Late last year and early this year, the new way of social organising via Twitter in the form of Twestival demonstrated just how old models of volunteer recruitment were being shaken up. This post by beegod gives some insight into this. And it’s interesting to read Twestival starter Amanda Rose’s reflections with Beth Kanter on Twestival and in particular what she said about volunteer management:
“Providing A Better Virtual Hub To Support Volunteers. Amanda says the website was a key element in reaching out to the cities and that she was not prepared for the amount of work that went into setting it up. Says Amanda, “Even through this was a volunteer-run event, there was a level of expectation from people once they signed up. I think most understood that we were doing the best we could with our resources and limited time – but it was frustrating not to be able to offer them something beyond a blog to connect and share.”
…Extend the planning timeline to 2-3 months. Amanda admits that it was stressful to work under these very tight timelines. “However, not unlike Twitter which is restricted to 140 characters, I wanted to challenge everyone to see what we could do in the span of a few weeks. This generated a lot of buzz and enthuasiasm on Twitter and extended offline.” Amanda observes that volunteers were amazed with what they could do in this short a timeline and the amount of creativity that surfaced was truly inspiring…”
In other words, the new way of recruiting volunteers as demonstrated through Twestival didn’t come without challenges, but it clearly gave us all a glimpse into a new and very effective way of mobilising volunteers for a cause.
Certainly Twitter has shown that volunteering opportunities work two ways. Providers can use Twitter as a platform to offer opportunities, but equally, volunteers looking for opportunities can advertise the fact. It’s an idea that first found a home online in the UK years ago in the Goodwill Gallery. The idea of volunteering as an exchange along the lines of Timebanking has yet to find an adequate online platform that does it justice. Twitter just hints at what we could be developing.
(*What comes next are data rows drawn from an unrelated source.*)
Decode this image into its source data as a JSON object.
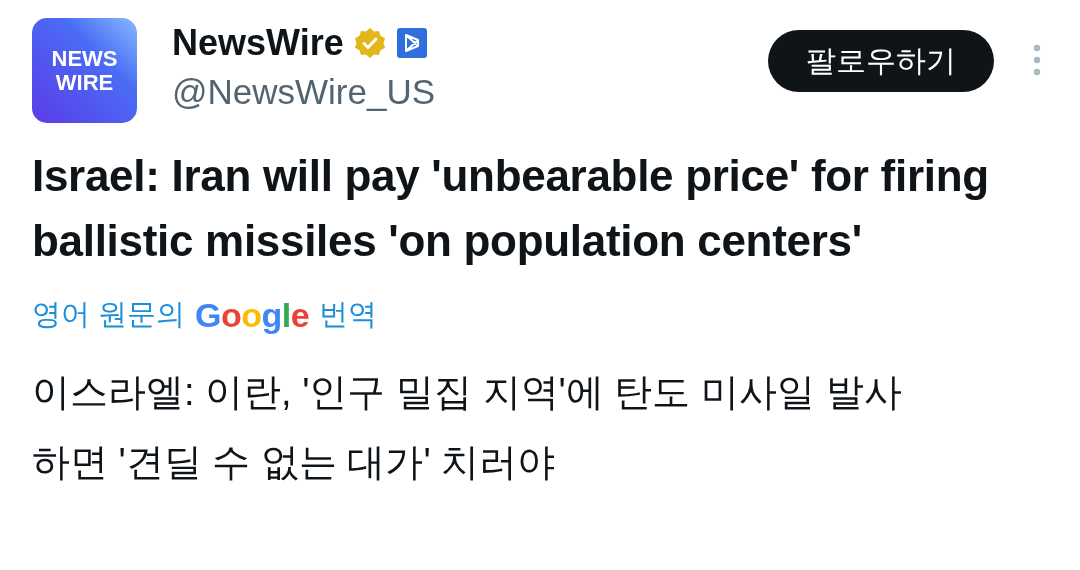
{
  "account": {
    "logo_text": [
      "NEWS",
      "WIRE"
    ],
    "name": "NewsWire",
    "verified": true,
    "affiliate": true,
    "handle": "@NewsWire_US"
  },
  "follow_button": {
    "label": "팔로우하기"
  },
  "post": {
    "text": "Israel: Iran will pay 'unbearable price' for firing ballistic missiles 'on population centers'"
  },
  "translation": {
    "prefix": "영어 원문의",
    "brand": "Google",
    "suffix": "번역",
    "text": "이스라엘: 이란, '인구 밀집 지역'에 탄도 미사일 발사하면 '견딜 수 없는 대가' 치러야"
  }
}
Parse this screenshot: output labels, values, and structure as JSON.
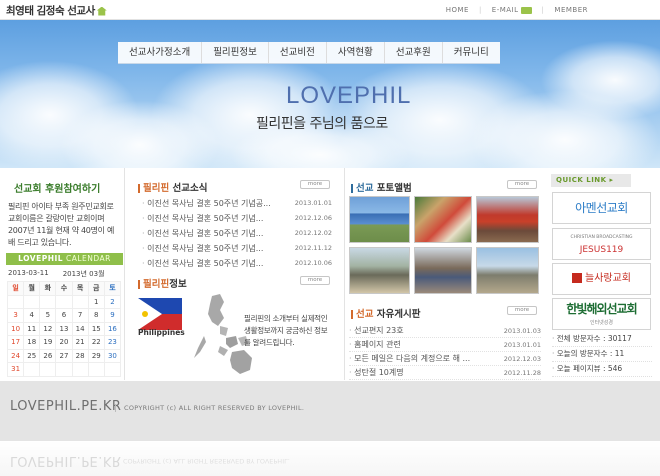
{
  "header": {
    "logo_text": "최영태 김정숙 선교사",
    "util_links": [
      "HOME",
      "E-MAIL",
      "MEMBER"
    ]
  },
  "nav": {
    "items": [
      "선교사가정소개",
      "필리핀정보",
      "선교비전",
      "사역현황",
      "선교후원",
      "커뮤니티"
    ]
  },
  "hero": {
    "brand": "LOVEPHIL",
    "slogan": "필리핀을 주님의 품으로"
  },
  "support": {
    "title": "선교회 후원참여하기",
    "intro": "필리핀 아이타 부족 원주민교회로 교회이름은 갈랑이탄 교회이며 2007년 11월 현재 약 40명이 예배 드리고 있습니다."
  },
  "calendar": {
    "bar_brand": "LOVEPHIL",
    "bar_title": "CALENDAR",
    "current_date": "2013-03-11",
    "year_month": "2013년 03월",
    "weekdays": [
      "일",
      "월",
      "화",
      "수",
      "목",
      "금",
      "토"
    ],
    "weeks": [
      [
        "",
        "",
        "",
        "",
        "",
        "1",
        "2"
      ],
      [
        "3",
        "4",
        "5",
        "6",
        "7",
        "8",
        "9"
      ],
      [
        "10",
        "11",
        "12",
        "13",
        "14",
        "15",
        "16"
      ],
      [
        "17",
        "18",
        "19",
        "20",
        "21",
        "22",
        "23"
      ],
      [
        "24",
        "25",
        "26",
        "27",
        "28",
        "29",
        "30"
      ],
      [
        "31",
        "",
        "",
        "",
        "",
        "",
        ""
      ]
    ]
  },
  "news": {
    "title_hl": "필리핀",
    "title": "선교소식",
    "more": "more",
    "items": [
      {
        "title": "이진선 목사님 결혼 50주년 기념공...",
        "date": "2013.01.01"
      },
      {
        "title": "이진선 목사님 결혼 50주년 기념...",
        "date": "2012.12.06"
      },
      {
        "title": "이진선 목사님 결혼 50주년 기념...",
        "date": "2012.12.02"
      },
      {
        "title": "이진선 목사님 결혼 50주년 기념...",
        "date": "2012.11.12"
      },
      {
        "title": "이진선 목사님 결혼 50주년 기념...",
        "date": "2012.10.06"
      }
    ]
  },
  "info": {
    "title_hl": "필리핀",
    "title": "정보",
    "more": "more",
    "flag_label": "Philippines",
    "text": "필리핀의 소개부터 실제적인 생활정보까지 궁금하신 정보를 알려드립니다."
  },
  "album": {
    "title_hl": "선교",
    "title": "포토앨범",
    "more": "more"
  },
  "board": {
    "title_hl": "선교",
    "title": "자유게시판",
    "more": "more",
    "items": [
      {
        "title": "선교편지 23호",
        "date": "2013.01.03"
      },
      {
        "title": "홈페이지 관련",
        "date": "2013.01.01"
      },
      {
        "title": "모든 메일은 다음의 계정으로 해 ...",
        "date": "2012.12.03"
      },
      {
        "title": "성탄절 10계명",
        "date": "2012.11.28"
      }
    ]
  },
  "quicklinks": {
    "title": "QUICK LINK",
    "items": [
      "아멘선교회",
      "JESUS119",
      "늘사랑교회",
      "한빛해외선교회"
    ],
    "sub_broadcast": "CHRISTIAN BROADCASTING",
    "sub_hanbit": "인터넷성경"
  },
  "stats": {
    "total": "전체 방문자수 : 30117",
    "today": "오늘의 방문자수 : 11",
    "pageviews": "오늘 페이지뷰 : 546"
  },
  "footer": {
    "logo": "LOVEPHIL.PE.KR",
    "copyright": "COPYRIGHT (c) ALL RIGHT RESERVED BY LOVEPHIL."
  },
  "colors": {
    "accent_green": "#8fbf4a",
    "accent_orange": "#d36a2d",
    "title_blue": "#2e6c9c",
    "brand_blue": "#4f6fae"
  }
}
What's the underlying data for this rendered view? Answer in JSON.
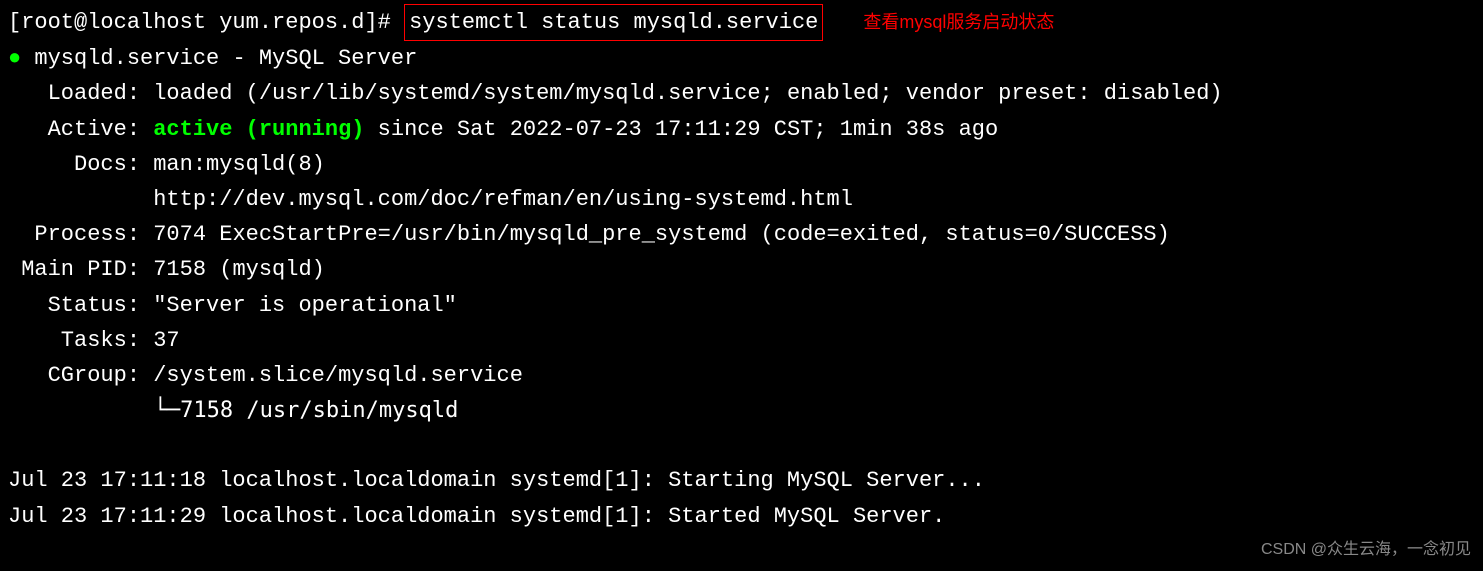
{
  "prompt": "[root@localhost yum.repos.d]#",
  "command": "systemctl status mysqld.service",
  "annotation": "查看mysql服务启动状态",
  "service_header": "mysqld.service - MySQL Server",
  "loaded": {
    "label": "   Loaded:",
    "value": "loaded (/usr/lib/systemd/system/mysqld.service; enabled; vendor preset: disabled)"
  },
  "active": {
    "label": "   Active:",
    "status": "active (running)",
    "since": "since Sat 2022-07-23 17:11:29 CST; 1min 38s ago"
  },
  "docs": {
    "label": "     Docs:",
    "line1": "man:mysqld(8)",
    "line2": "           http://dev.mysql.com/doc/refman/en/using-systemd.html"
  },
  "process": {
    "label": "  Process:",
    "value": "7074 ExecStartPre=/usr/bin/mysqld_pre_systemd (code=exited, status=0/SUCCESS)"
  },
  "main_pid": {
    "label": " Main PID:",
    "value": "7158 (mysqld)"
  },
  "status": {
    "label": "   Status:",
    "value": "\"Server is operational\""
  },
  "tasks": {
    "label": "    Tasks:",
    "value": "37"
  },
  "cgroup": {
    "label": "   CGroup:",
    "value": "/system.slice/mysqld.service",
    "tree": "           └─7158 /usr/sbin/mysqld"
  },
  "journal": {
    "line1": "Jul 23 17:11:18 localhost.localdomain systemd[1]: Starting MySQL Server...",
    "line2": "Jul 23 17:11:29 localhost.localdomain systemd[1]: Started MySQL Server."
  },
  "watermark": "CSDN @众生云海，一念初见"
}
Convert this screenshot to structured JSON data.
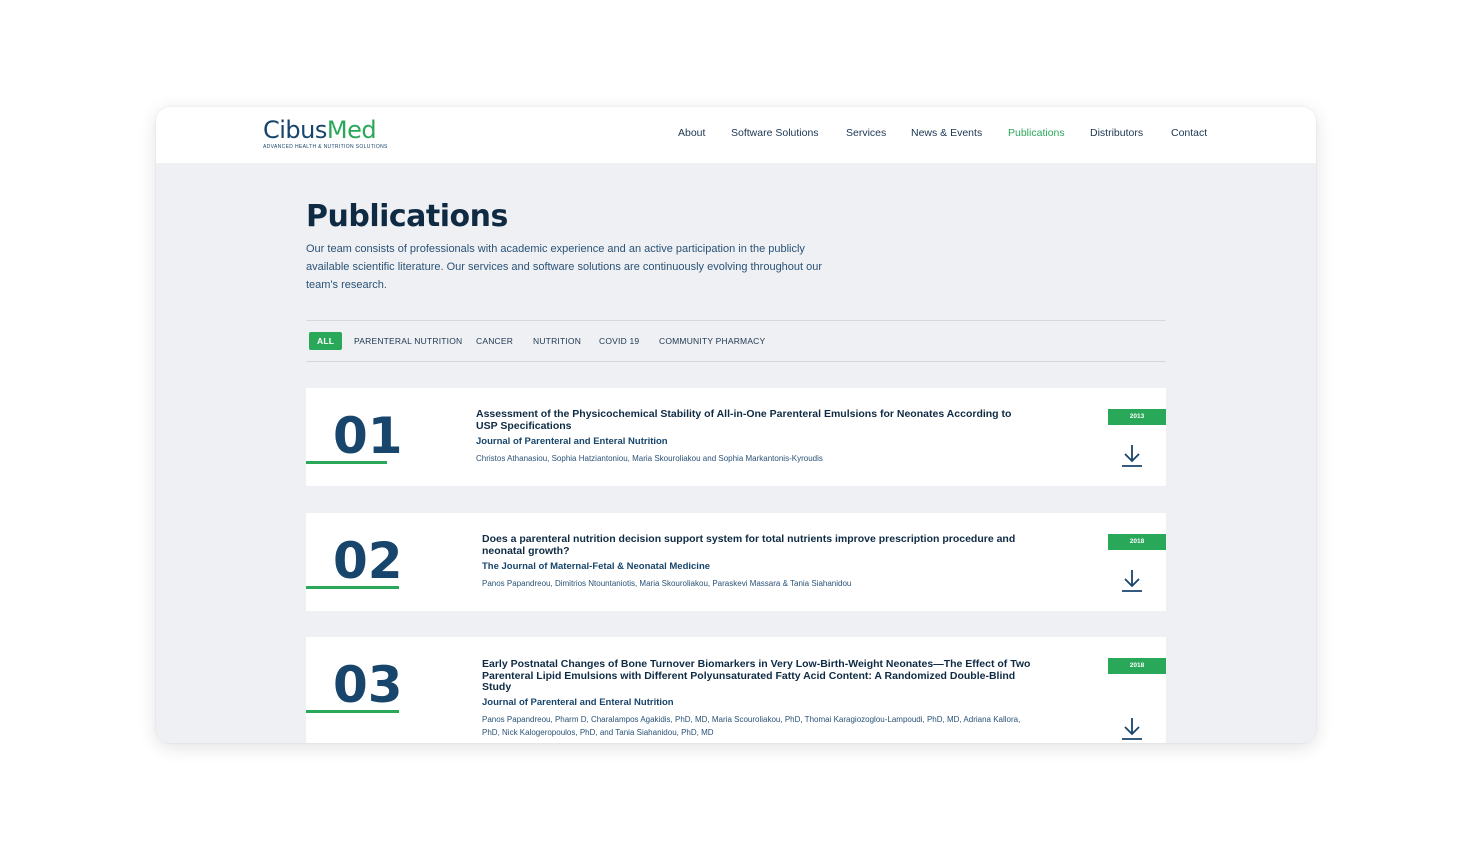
{
  "brand": {
    "name_part1": "Cibus",
    "name_part2": "Med",
    "tagline": "ADVANCED HEALTH & NUTRITION SOLUTIONS",
    "color_primary": "#17456b",
    "color_accent": "#2aa85a"
  },
  "nav": {
    "items": [
      {
        "label": "About",
        "active": false
      },
      {
        "label": "Software Solutions",
        "active": false
      },
      {
        "label": "Services",
        "active": false
      },
      {
        "label": "News & Events",
        "active": false
      },
      {
        "label": "Publications",
        "active": true
      },
      {
        "label": "Distributors",
        "active": false
      },
      {
        "label": "Contact",
        "active": false
      }
    ]
  },
  "page": {
    "title": "Publications",
    "intro": "Our team consists of professionals with academic experience and an active participation in the publicly available scientific literature. Our services and software solutions are continuously evolving throughout our team's research."
  },
  "filters": [
    {
      "label": "ALL",
      "active": true
    },
    {
      "label": "PARENTERAL NUTRITION",
      "active": false
    },
    {
      "label": "CANCER",
      "active": false
    },
    {
      "label": "NUTRITION",
      "active": false
    },
    {
      "label": "COVID 19",
      "active": false
    },
    {
      "label": "COMMUNITY PHARMACY",
      "active": false
    }
  ],
  "publications": [
    {
      "number": "01",
      "title": "Assessment of the Physicochemical Stability of All-in-One Parenteral Emulsions for Neonates According to USP Specifications",
      "journal": "Journal of Parenteral and Enteral Nutrition",
      "authors": "Christos Athanasiou, Sophia Hatziantoniou, Maria Skouroliakou and Sophia Markantonis-Kyroudis",
      "year": "2013",
      "download_icon": "download-icon"
    },
    {
      "number": "02",
      "title": "Does a parenteral nutrition decision support system for total nutrients improve prescription procedure and neonatal growth?",
      "journal": "The Journal of Maternal-Fetal & Neonatal Medicine",
      "authors": "Panos Papandreou, Dimitrios Ntountaniotis, Maria Skouroliakou, Paraskevi Massara & Tania Siahanidou",
      "year": "2018",
      "download_icon": "download-icon"
    },
    {
      "number": "03",
      "title": "Early Postnatal Changes of Bone Turnover Biomarkers in Very Low-Birth-Weight Neonates—The Effect of Two Parenteral Lipid Emulsions with Different Polyunsaturated Fatty Acid Content: A Randomized Double-Blind Study",
      "journal": "Journal of Parenteral and Enteral Nutrition",
      "authors": "Panos Papandreou, Pharm D, Charalampos Agakidis, PhD, MD, Maria Scouroliakou, PhD, Thomai Karagiozoglou-Lampoudi, PhD, MD, Adriana Kallora, PhD, Nick Kalogeropoulos, PhD, and Tania Siahanidou, PhD, MD",
      "year": "2018",
      "download_icon": "download-icon"
    }
  ]
}
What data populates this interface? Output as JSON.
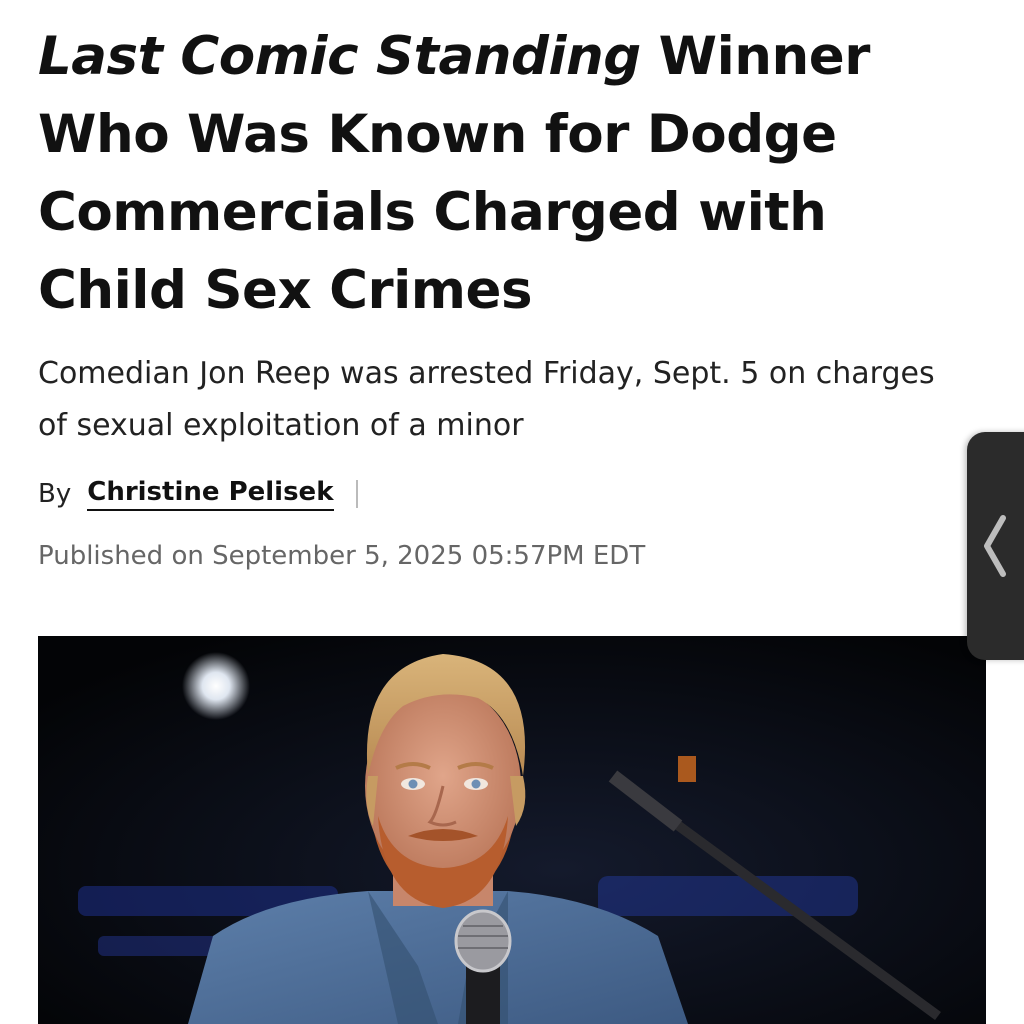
{
  "article": {
    "headline_italic": "Last Comic Standing",
    "headline_rest": " Winner Who Was Known for Dodge Commercials Charged with Child Sex Crimes",
    "dek": "Comedian Jon Reep was arrested Friday, Sept. 5 on charges of sexual exploitation of a minor",
    "byline_prefix": "By",
    "author": "Christine Pelisek",
    "published": "Published on September 5, 2025 05:57PM EDT"
  },
  "hero_image": {
    "subject": "comedian-on-stage-with-microphone"
  },
  "edge_panel": {
    "icon": "chevron-left-icon"
  },
  "colors": {
    "text": "#111111",
    "muted": "#666666",
    "handle": "#2b2b2b"
  }
}
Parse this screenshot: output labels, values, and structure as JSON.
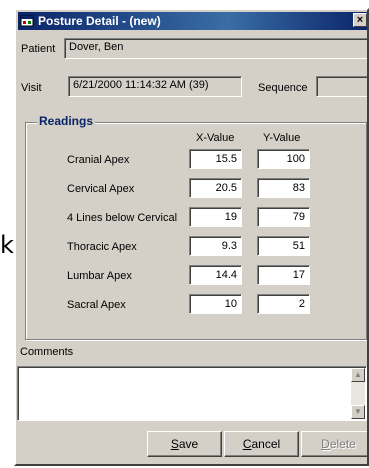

Research, as yet unpublished, by the Red Foundation has looked in great detail into the issue of how social networks can open up the volunteering experience. Currently the major volunteer opportunity providers in the UK do-it.org.uk run by charity YouthNet and Worldwide Volunteering operate under a restricted access model for the volunteering data they manage.
There are different reasons for why, at present, actors in the UK operate under a model that restricts access to the volunteering data it manages, while the actors in the US are seeing the system open up increasingly. Reasons such as business model (how to generate the funds necessary to maintain the data system) and privacy issues (how to protect and manage potentially sensitive data of both volunteers and volunteer opportunity providers) are part of the story.
For sure, there’s a lot to be said for opening up. Creating API’s and offering a range of XML data feeds could enable developers to spread, disseminate and serve up information about volunteering in the UK in a totally new way. Beyond the technical issues of opening up data, there are also the practical issues of what system best meets the needs of users.
This is an open debate that should be had in the UK amongst all those interested in developing the platform for tomorrow’s volunteering via the web and what we want it to do. Great to see VLabsBlog beginning the discussion. It’s vital to debate what’s at stake here as volunteers, volunteer managers, funders, policy makers, developers, and others and raise the profile of this issue.
What do you think?